MSU clamped down again (or Southern Indiana lost its brief hot touch) but still looked sloppy at times. Often late in the game, MSU was covering mistakes with simply it’s length and athleticism. Mistakes that would have been capitalized on by a better opponent were erased by a Spartan roster that clearly had significantly more raw talent at every position.
The outcome and stat sheet showed a solid defensive effort. The concern is the opponent was not a challenge offensively, yet created a few moments where MSU struggled to contain them.
Right from the start Michigan State looked like they were playing with more energy and focus. A good Malik Hall rebound on the first defensive stand led to a fast outlet and transition led by AJ Hoggard and finished by Mady Sissoko under the basket drawing a foul. That is the speed this team is supposed to be playing with this year. This was also one of the few good plays by Hoggard in yet another disappearing act game.
For most of the game, the first half particularly, MSU lived and died by the transition offense. It wasn’t all pretty but it was most of the offense generated.
Akins particularly featured a bunch of up and down moments. Midway through the first half, there was a beautiful drive from the wing in transition that ended in a flying dunk. Then there were back to back transition opportunities botched by Akins. Then a pull up jumper in transition that was fantastic. He’s got all the skills to thrill in transition, but the game still hasn’t fully come together this year.
The rest of the team felt the same. Even when pushing the ball, a number of open alley oops (multiple to Carr, one or two to Booker) ended in no points.
A fascinating - and concerning in a way - development was the evidence that Fears looked better pushing the offense in transition then AJ Hoggard.

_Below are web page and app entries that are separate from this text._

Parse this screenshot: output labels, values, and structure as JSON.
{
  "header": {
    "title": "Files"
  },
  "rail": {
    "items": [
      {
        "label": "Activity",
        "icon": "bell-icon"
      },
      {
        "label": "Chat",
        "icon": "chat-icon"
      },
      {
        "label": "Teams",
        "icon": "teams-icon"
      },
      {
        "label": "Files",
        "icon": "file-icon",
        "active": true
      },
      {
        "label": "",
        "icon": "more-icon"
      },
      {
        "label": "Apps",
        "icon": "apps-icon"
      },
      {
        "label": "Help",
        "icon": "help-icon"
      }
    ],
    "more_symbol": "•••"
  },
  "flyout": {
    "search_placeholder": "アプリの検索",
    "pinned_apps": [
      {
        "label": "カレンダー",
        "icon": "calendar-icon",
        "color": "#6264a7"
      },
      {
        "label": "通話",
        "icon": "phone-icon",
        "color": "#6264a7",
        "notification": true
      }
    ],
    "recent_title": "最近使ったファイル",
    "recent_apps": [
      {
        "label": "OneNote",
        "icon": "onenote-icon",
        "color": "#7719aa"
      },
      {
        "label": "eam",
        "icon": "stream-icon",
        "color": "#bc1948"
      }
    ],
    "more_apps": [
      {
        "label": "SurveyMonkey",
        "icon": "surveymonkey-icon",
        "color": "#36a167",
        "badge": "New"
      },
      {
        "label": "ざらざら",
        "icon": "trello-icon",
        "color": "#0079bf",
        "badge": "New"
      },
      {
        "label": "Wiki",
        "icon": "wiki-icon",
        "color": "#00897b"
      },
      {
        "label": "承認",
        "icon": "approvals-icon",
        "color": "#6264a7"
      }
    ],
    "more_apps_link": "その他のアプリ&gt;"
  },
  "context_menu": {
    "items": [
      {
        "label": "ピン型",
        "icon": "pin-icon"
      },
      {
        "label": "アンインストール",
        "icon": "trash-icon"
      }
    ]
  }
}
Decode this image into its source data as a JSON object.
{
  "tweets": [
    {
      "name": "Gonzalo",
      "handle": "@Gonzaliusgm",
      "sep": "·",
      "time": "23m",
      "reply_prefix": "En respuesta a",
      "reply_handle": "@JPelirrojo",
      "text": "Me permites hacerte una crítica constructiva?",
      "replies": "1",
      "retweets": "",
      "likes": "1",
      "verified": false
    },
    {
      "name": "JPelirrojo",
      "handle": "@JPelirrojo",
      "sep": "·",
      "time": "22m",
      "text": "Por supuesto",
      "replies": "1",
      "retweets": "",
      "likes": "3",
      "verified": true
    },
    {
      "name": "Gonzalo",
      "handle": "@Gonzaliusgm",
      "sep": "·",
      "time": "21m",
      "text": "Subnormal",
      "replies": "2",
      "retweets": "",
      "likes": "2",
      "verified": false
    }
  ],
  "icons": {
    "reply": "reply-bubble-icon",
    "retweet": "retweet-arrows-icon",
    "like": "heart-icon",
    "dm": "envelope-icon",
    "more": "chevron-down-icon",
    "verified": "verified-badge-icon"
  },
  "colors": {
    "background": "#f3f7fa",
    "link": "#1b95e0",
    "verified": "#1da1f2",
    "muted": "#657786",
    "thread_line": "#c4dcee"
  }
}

The youth movement helped fuel a day where MSU dominated in transition. The only tempering issue was the transition defense was helped by Southern Indiana completely failing to convert some open layups. Other teams won’t be as kind to the Spartans.
Coach Izzo was in an interesting situation in this game. Izzo loves to use these tune-up style games to mix and match lineups and experiment with play calls highlighting different players. Coming off the loss to James Madison, and seeing the offense start slow again, meant the game felt more like Izzo was pushing to find lineups that could get anything done, rather than experimenting casually.

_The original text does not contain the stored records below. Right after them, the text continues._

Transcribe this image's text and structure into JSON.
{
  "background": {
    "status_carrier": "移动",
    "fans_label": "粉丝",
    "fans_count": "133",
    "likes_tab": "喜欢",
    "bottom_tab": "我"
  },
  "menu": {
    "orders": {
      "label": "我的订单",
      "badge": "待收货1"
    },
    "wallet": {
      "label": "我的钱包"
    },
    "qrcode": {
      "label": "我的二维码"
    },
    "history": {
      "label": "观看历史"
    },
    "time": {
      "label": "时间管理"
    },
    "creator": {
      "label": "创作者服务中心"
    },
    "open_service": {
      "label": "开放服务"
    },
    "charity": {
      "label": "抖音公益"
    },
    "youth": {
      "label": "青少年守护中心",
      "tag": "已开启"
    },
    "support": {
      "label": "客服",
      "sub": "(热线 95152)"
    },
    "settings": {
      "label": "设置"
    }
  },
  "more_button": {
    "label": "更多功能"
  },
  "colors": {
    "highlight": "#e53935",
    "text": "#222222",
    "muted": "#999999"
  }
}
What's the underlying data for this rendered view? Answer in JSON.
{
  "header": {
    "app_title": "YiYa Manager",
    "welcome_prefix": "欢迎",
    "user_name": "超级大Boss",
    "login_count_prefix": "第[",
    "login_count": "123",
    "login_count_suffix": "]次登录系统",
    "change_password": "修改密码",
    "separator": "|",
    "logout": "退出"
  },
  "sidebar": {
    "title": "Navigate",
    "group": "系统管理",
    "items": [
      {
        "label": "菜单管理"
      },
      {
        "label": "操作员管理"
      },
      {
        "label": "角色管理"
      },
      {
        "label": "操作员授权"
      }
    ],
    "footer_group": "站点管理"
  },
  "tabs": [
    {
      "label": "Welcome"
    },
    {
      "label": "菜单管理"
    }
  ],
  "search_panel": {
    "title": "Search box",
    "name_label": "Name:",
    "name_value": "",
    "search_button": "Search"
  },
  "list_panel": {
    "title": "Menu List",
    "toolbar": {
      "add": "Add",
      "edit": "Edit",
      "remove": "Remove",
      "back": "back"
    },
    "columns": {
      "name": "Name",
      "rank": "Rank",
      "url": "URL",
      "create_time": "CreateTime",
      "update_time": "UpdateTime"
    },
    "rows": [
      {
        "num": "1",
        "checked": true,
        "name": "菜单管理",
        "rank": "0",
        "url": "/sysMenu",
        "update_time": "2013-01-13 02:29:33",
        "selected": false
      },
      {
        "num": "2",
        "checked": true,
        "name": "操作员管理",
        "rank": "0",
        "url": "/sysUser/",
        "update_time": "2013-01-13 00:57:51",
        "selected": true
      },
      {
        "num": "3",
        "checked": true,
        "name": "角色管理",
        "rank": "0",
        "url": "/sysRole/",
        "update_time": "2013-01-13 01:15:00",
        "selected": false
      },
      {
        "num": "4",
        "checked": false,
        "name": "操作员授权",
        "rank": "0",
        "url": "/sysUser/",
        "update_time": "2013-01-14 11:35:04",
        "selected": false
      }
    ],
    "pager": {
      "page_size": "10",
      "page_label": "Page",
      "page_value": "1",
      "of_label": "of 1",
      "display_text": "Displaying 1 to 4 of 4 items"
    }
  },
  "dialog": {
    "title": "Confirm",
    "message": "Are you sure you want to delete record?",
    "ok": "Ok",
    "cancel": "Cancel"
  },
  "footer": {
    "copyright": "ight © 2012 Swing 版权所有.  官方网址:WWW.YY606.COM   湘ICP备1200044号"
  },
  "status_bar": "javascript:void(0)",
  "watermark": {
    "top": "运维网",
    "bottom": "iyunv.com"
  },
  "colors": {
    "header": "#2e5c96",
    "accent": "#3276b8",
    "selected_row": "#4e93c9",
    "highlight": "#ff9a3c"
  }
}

True to Izzo’s word from his outburst in the post game press conference after James Madison the freshman played more. Izzo did not look afraid to bench AJ Hoggard for stretches, giving run to Fears and Holloman.

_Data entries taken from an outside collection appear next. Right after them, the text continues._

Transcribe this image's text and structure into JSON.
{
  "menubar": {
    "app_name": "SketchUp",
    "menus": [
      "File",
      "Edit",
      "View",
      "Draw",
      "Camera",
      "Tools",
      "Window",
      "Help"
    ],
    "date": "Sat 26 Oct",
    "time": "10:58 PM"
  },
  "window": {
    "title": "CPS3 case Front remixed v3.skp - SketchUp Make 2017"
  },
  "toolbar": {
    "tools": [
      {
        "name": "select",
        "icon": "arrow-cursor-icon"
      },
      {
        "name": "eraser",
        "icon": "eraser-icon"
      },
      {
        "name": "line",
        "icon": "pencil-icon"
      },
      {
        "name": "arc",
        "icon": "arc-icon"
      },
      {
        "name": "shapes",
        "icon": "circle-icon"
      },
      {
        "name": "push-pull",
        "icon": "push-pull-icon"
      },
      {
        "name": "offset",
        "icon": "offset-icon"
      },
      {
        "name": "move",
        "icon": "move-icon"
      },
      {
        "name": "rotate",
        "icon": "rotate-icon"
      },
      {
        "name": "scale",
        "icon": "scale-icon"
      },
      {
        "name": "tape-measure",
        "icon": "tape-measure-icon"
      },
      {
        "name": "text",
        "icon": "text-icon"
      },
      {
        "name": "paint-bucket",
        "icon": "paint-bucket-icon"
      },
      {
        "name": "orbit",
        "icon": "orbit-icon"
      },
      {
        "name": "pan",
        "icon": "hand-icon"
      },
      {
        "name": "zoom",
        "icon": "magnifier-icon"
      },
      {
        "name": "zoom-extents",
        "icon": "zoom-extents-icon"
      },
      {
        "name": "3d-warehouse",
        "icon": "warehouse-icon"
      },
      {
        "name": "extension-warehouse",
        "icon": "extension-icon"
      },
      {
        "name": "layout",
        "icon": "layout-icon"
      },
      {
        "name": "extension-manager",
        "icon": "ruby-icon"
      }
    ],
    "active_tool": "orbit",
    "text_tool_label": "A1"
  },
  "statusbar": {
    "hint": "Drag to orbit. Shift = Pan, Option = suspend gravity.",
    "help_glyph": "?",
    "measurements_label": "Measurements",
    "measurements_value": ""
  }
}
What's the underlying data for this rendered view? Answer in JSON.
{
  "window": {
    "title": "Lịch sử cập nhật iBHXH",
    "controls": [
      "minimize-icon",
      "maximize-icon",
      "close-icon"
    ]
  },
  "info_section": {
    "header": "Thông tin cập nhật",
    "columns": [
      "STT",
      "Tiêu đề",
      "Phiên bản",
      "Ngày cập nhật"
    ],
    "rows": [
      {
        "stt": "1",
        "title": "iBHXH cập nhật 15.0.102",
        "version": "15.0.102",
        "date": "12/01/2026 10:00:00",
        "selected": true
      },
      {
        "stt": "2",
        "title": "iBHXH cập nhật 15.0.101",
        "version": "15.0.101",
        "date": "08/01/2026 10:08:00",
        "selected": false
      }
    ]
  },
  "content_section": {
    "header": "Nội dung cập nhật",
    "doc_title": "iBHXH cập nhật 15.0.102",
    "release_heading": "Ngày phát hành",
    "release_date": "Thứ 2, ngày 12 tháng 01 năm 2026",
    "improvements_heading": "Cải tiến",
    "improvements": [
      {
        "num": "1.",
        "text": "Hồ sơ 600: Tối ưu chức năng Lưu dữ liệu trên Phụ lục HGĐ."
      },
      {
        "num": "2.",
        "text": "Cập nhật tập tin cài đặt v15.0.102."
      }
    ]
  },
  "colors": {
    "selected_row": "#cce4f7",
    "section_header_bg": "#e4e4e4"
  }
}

This game saw Booker play significant minutes for the first time. The skills are evident there as are the struggles defensively. Booker will get the fans excited, but there are enough signs of concerns (not boxing out, not setting screens effectively, not seeming like he knows where he should be in offensive sets, etc.) that I’d bet Izzo reduces those minutes against Duke.
Still Izzo has not gotten his veterans (other than Walker) to look great. Akins did start to wake up a bit in this game, and Hall continued to contribute positively while frustrating every viewer with his limitations (he needs to go see a shot doctor - that outside stroke was ugly). Hoggard is struggling.
Izzo’s major contribution in this game was the rotation and it looks like he handled a deep roster full of pieces that do not all clearly fit together yet well. Still, the seeming slow start for the veterans is a concern. Particularly when that slow start displays shortcomings on fundamentals like rebounding.
Yes, it’s harsh to be that rough on Michigan State after a huge numeric victory. The reality is they deserve it. Southern Indiana barely belonged on the same court with MSU based on talent. And yet, they gave MSU trouble in too many ways.
Outside of transition offense, MSU played very poorly. It’s more than bad shooting, it’s a lack of rhythm and cohesion as well as fundamentals.
It’s redundant, but the team is too experienced and too talented to have those types of warts, no matter how early we are in the season.